Sen. Tim Johnson (D-S.D.) announced Friday that he is running for re-election in 2008 — the clearest sign yet that he continues to improve from a Dec. 13 brain aneurysm that kept him out of the Senate for nine months.
Johnson’s official entry into the political fray should give Republicans some license to go on the attack after nearly a year of treating the incumbent with kid gloves because of the nature of his illness and the sympathy it engendered for him in South Dakota.
But it may not matter, as the GOP has been unable to recruit popular Gov. Mike Rounds — or any other top-tier Republican — into the race thus far. South Dakota GOP Executive Director Max Wetz said there are still some top-tier candidates considering a bid, but he declined to provide any names on Friday.
“The unfortunate reality for Republicans is the only guy we have capable of giving Johnson a run for his money is Mike Rounds,” said one GOP strategist based in Washington, D.C. “If Johnson’s health continues to improve and Rounds doesn’t have a change of heart, South Dakota could be a pretty steep hill to climb for Republicans looking for a Senate seat in 2008.”
The National Republican Senatorial Committee declined to comment Friday on candidate recruiting or other plans for targeting Johnson in 2008.
To date, the only announced Republican candidates are state Rep. Joel Dykstra and businessman and state GOP outsider Sam Kephart, who finished the third quarter fundraising period with $37,000 and $350 in the bank, respectively. Johnson closed the period with more than $2 million on hand on the strength of $454,000 raised.
Rounds spokesman Mitch Krebs said Friday that the governor has no plans to run for Senate in 2008, but he declined to elaborate further or specifically close the door on a Johnson challenge. Republicans familiar with South Dakota say Rounds is risk-averse and unlikely to run against Johnson, a two-term Senator who is politically formidable and remains popular in his own right.
Other prominent Republicans who could be well-positioned to take down Johnson also are taking a pass this cycle, with many of them focused on running for governor in 2010, when Rounds’ second term will expire.
They include Lt. Gov. Dennis Daugaard; Kelby Krabbenhoft, a possible self-funder who is president and CEO of Sioux Valley Hospitals & Health System; and state Senate Majority Leader Dave Knudson.
Daugaard already has announced for the 2010 gubernatorial race. Knudson is still considering the 2010 gubernatorial race, while Krabbenhoft has announced that a run for federal office in 2008 is off the table.
Some Republicans argue it is too early to assume the GOP will be unable to field a top-tier candidate against Johnson. They contend that potential Republican challengers have been waiting to see what Johnson was going to do before making their own decisions about whether to run.

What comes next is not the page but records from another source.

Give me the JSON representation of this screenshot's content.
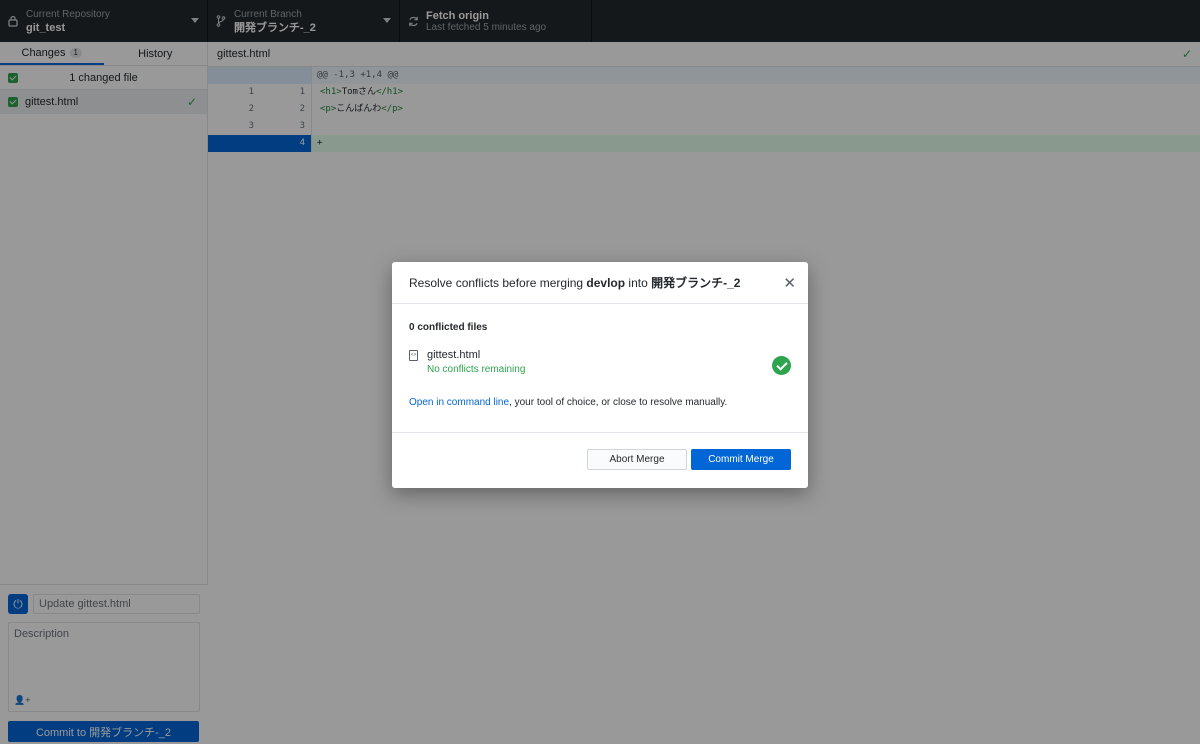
{
  "toolbar": {
    "repo_label": "Current Repository",
    "repo_name": "git_test",
    "branch_label": "Current Branch",
    "branch_name": "開発ブランチ-_2",
    "fetch_label": "Fetch origin",
    "fetch_status": "Last fetched 5 minutes ago"
  },
  "sidebar": {
    "tabs": [
      {
        "label": "Changes",
        "count": "1"
      },
      {
        "label": "History"
      }
    ],
    "changed_files_label": "1 changed file",
    "files": [
      {
        "name": "gittest.html"
      }
    ],
    "commit": {
      "summary_placeholder": "Update gittest.html",
      "description_placeholder": "Description",
      "commit_button": "Commit to 開発ブランチ-_2"
    }
  },
  "diff": {
    "filename": "gittest.html",
    "hunk": "@@ -1,3 +1,4 @@",
    "lines": [
      {
        "old": "1",
        "new": "1",
        "open_tag": "<h1>",
        "text": "Tomさん",
        "close_tag": "</h1>"
      },
      {
        "old": "2",
        "new": "2",
        "open_tag": "<p>",
        "text": "こんばんわ",
        "close_tag": "</p>"
      },
      {
        "old": "3",
        "new": "3",
        "open_tag": "",
        "text": "",
        "close_tag": ""
      },
      {
        "old": "",
        "new": "4",
        "text": "+"
      }
    ]
  },
  "dialog": {
    "title_prefix": "Resolve conflicts before merging ",
    "source_branch": "devlop",
    "title_mid": " into ",
    "target_branch": "開発ブランチ-_2",
    "conflicted_count": "0 conflicted files",
    "file_name": "gittest.html",
    "file_status": "No conflicts remaining",
    "instruction_link": "Open in command line",
    "instruction_rest": ", your tool of choice, or close to resolve manually.",
    "abort_button": "Abort Merge",
    "commit_button": "Commit Merge"
  }
}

“There are a couple of people that are still considering the race,” Wetz said. “They will weigh this new development and hopefully make decisions pretty quickly.”
With the Johnson question now answered, some shoes might drop in the GOP’s favor, according to some party strategists. In a state that routinely votes heavily Republican for president — and with the possibility that Sen. Hillary Rodham Clinton (N.Y.) might top the Democratic ticket — Republicans have an argument to make that Johnson could be vulnerable.
In fact, now-Sen. John Thune (R-S.D.) knocked off then-Senate Minority Leader Tom Daschle (D-S.D.) in 2004, which was a presidential cycle.
But Democrats say Johnson is a great candidate who fits with South Dakota’s voters. They expect him to win re-election in 2008 and are thrilled that he chose to run, although they are not taking anything for granted.
“Tim Johnson’s recovery has been an inspiration to his colleagues and to the people of South Dakota. He’s an outstanding Senator and will be a great candidate,” Democratic Senatorial Campaign Committee spokesman Matthew Miller said.
Johnson campaign spokesman Steve Jarding said the Senator chose Friday to make his re-election bid official because he had been receiving numerous inquiries about his plans for 2008 and wanted to provide the certainty his supporters and constituents desired.
Jarding said most of the questions were motivated by Johnson’s illness and whether he has really recovered sufficiently to handle running for re-election. Johnson resumed work in the Senate for the first time this year just after Labor Day.
Jarding said a more formal announcement will come early next year.
“Clearly there were some people that weren’t certain, because we were getting questions,” Jarding said. “In fairness, because of Tim’s health there were some questions in the last few months. But everything does seem to be going very well and the doctors have said it’s a green light to go.”
John McArdle contributed to this report.